Smart and loveable
Active people and families seeking a companion
A firm family favourite, Labradors are quite possibly the world’s most popular dog breed.
Their trainability and friendly, laid-back attitude have made them renowned as smart seeing-eye dogs for the blind as well as effective search and rescue dogs.
Labradors originated in Newfoundland, off the coast of Canada, where they earned their keep retrieving fish and fishing lines for local fishermen. In the 19th Century they were imported to the United Kingdom and crossed with local breeds, creating the Labrador Retriever we know today.
Labradors are attractive, chunky dogs. Their shorthaired coat comes in three colours: yellow, “chocolate” or black. There are two variations within the breed: American and English. Labradors from American stock are lankier than the English type.
An adult Labrador will be around 60 centimetres high and weigh 30 kilograms – though some grow to weigh a lot more. Average life expectancy is 12 to 14 years.
Labradors are loyal, loving and affectionate dogs. They love to socialise with other dogs and people, and are ideally suited to close family life.
Labradors are patient with children and other household pets.
They love to play, especially in the water. Their retriever genes mean they adore games of fetch. However, this also means they can be prone to chew. Toys are a good way to minimise unwanted destruction.
Their lively puppy behaviour continues until the lab matures at about three years old.
Be prepared to keep a close eye on their diet as Labradors love their food.
Even though Labradors are easygoing, they still require at least 30 to 40 minutes of exercise each day.
Big and bouncy, Labradors benefit from socialisation and training from a young age to make sure you are raising a well-rounded and well-behaved pet.
They are also very intelligent and need to be challenged with games and playing fetch, which satisfies their excellent retrieval skills. Without enough mental or physical stimulation they can become destructive.
Labradors are highly trainable with a strong desire to please. They need an owner who will demand they behave and listen to commands.
Labradors are low-maintenance dogs with short coats that only require brushing a few times a week along with the occasional bath to stay in top condition. They will shed, though not as much as a Golden Retriever.
Labradors are reasonably robust dogs.

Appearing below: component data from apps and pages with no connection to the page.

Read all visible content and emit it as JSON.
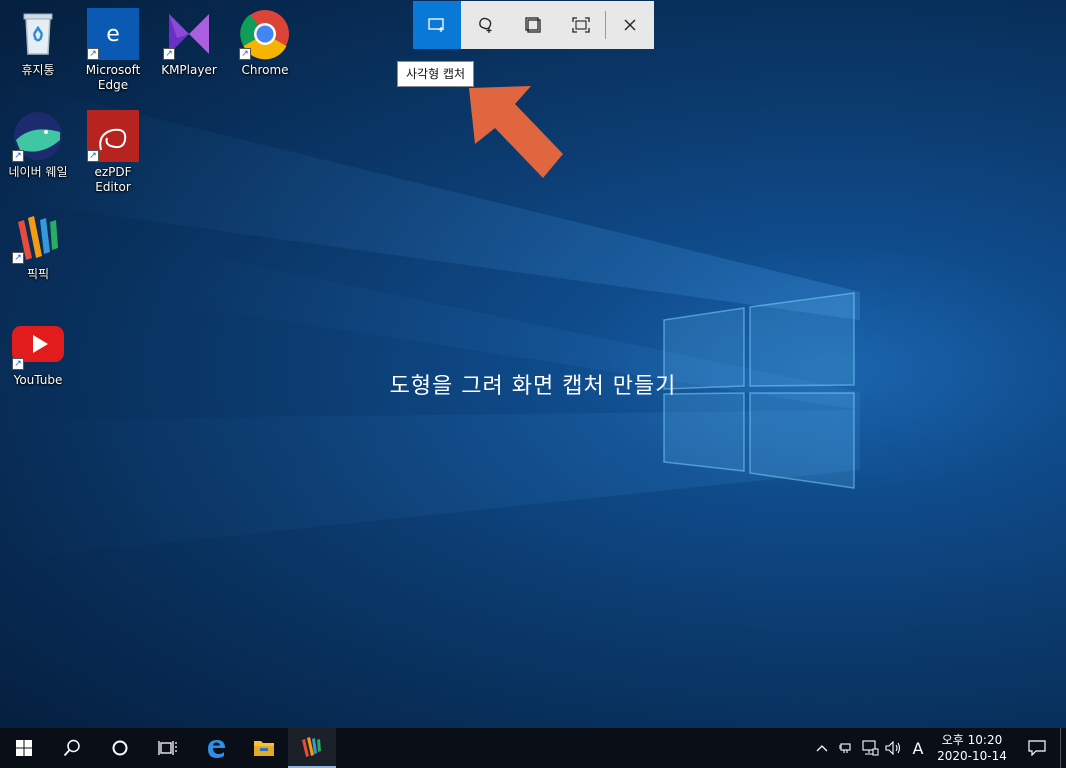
{
  "desktop": {
    "icons": [
      {
        "label": "휴지통",
        "icon": "recycle-bin-icon"
      },
      {
        "label": "Microsoft\nEdge",
        "icon": "edge-legacy-icon"
      },
      {
        "label": "KMPlayer",
        "icon": "kmplayer-icon"
      },
      {
        "label": "Chrome",
        "icon": "chrome-icon"
      },
      {
        "label": "네이버 웨일",
        "icon": "naver-whale-icon"
      },
      {
        "label": "ezPDF Editor",
        "icon": "ezpdf-icon"
      },
      {
        "label": "픽픽",
        "icon": "picpick-icon"
      },
      {
        "label": "YouTube",
        "icon": "youtube-icon"
      }
    ]
  },
  "snip": {
    "modes": [
      {
        "name": "rectangle-snip",
        "icon": "rectangle-snip-icon",
        "active": true
      },
      {
        "name": "freeform-snip",
        "icon": "freeform-snip-icon",
        "active": false
      },
      {
        "name": "window-snip",
        "icon": "window-snip-icon",
        "active": false
      },
      {
        "name": "fullscreen-snip",
        "icon": "fullscreen-snip-icon",
        "active": false
      }
    ],
    "close_icon": "close-icon",
    "tooltip": "사각형 캡처",
    "instruction": "도형을 그려 화면 캡처 만들기",
    "accent_color": "#0a78d7"
  },
  "annotation": {
    "arrow_color": "#e0663f"
  },
  "taskbar": {
    "buttons": [
      "windows-start-icon",
      "search-icon",
      "cortana-icon",
      "task-view-icon",
      "edge-icon",
      "file-explorer-icon",
      "picpick-icon"
    ],
    "tray": {
      "ime": "A",
      "time": "오후 10:20",
      "date": "2020-10-14"
    }
  }
}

They can be prone to hip and elbow dysplasia, progressive retinal atrophy (PRA), mast cell tumors and eye disorders.
It is advisable to check the temperament and medical history of a puppy's parents to make sure you get a healthy dog.
Labradors are already chunky and can be greedy overeaters. Just like people, weight control issues can cause or exacerbate any underlying health problems.
Limit their food intake to two healthy meals per day. Leftover food should be removed until the next meal and treats should only be offered occasionally.